The association, the state's largest physician group, discussed the "report card" project at its annual session that concluded in Omaha last week.
"The proposal for a report card is still in the formative stage," said Christopher C. Caudill, M.D., a Lincoln cardiologist and new association president.
The society's resolution said large amounts of money are paid for health insurance, but it is difficult to determine how much of the premium dollar pays for care of patients.
Managed-care reports in other states found variations in percentages of premiums that pay for care and the percentages that go into operation of managed-care plans or into profits.
Caudill said the Nebraska Medical Association wants to be assured that premium dollars would not be siphoned from patient care and into profits. "We want to go beyond marketing material and try to obtain objective information," he said.
James A. Fosnaugh, M.D., of Lincoln, association secretary-treasurer, said, "I think good plans would not be reluctant to share information."
Association officials said a report card could cover more than the percentage of premium dollars devoted to patient care. It also might list information such as range of services, access to care, patient satisfaction and quality measurements, they said.
The association will look into what information is available from different sources and would like to hear from other groups interested in developing a report card, the officers said.
"We also would appreciate input from individuals who have ideas" for this undertaking, Fosnaugh said.
Allen D. Dvorak, M.D., of Omaha said the physicians' concerns are based in part on questions that come up in talking to patients.
The association's board will explore the report card proposal and make recommendations at a later meeting.

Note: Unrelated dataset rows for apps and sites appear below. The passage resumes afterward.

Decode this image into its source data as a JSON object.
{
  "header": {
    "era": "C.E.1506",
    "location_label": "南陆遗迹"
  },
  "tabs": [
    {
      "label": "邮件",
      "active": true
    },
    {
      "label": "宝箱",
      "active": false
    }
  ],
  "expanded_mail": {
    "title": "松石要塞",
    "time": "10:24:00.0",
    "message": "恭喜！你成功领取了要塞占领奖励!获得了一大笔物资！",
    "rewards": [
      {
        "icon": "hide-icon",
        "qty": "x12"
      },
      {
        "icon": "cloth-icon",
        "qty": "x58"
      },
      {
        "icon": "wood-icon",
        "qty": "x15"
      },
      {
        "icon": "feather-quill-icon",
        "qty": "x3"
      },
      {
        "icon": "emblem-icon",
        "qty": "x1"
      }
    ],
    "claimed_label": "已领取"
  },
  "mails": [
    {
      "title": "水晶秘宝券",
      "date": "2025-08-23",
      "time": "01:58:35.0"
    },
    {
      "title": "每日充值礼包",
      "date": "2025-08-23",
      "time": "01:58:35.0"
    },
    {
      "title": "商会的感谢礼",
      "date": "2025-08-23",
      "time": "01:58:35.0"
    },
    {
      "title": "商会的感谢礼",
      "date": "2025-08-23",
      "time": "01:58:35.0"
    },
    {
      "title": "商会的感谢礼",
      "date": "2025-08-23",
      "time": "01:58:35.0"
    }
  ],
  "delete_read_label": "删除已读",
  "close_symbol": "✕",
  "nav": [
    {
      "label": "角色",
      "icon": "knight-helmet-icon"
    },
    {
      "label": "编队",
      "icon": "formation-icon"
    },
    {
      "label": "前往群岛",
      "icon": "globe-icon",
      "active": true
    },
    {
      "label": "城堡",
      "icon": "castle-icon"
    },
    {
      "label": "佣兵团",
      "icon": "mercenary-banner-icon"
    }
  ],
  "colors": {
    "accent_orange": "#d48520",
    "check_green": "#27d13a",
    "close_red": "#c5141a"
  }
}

The association also said it will evaluate whether it should seek state legislation that would keep "gag rules" out of managed-care contracts. The officers do not know of any gag rule included in contracts in Nebraska, but nationally there have been reports of such contracts that prohibit doctors from discussing some care options with patients.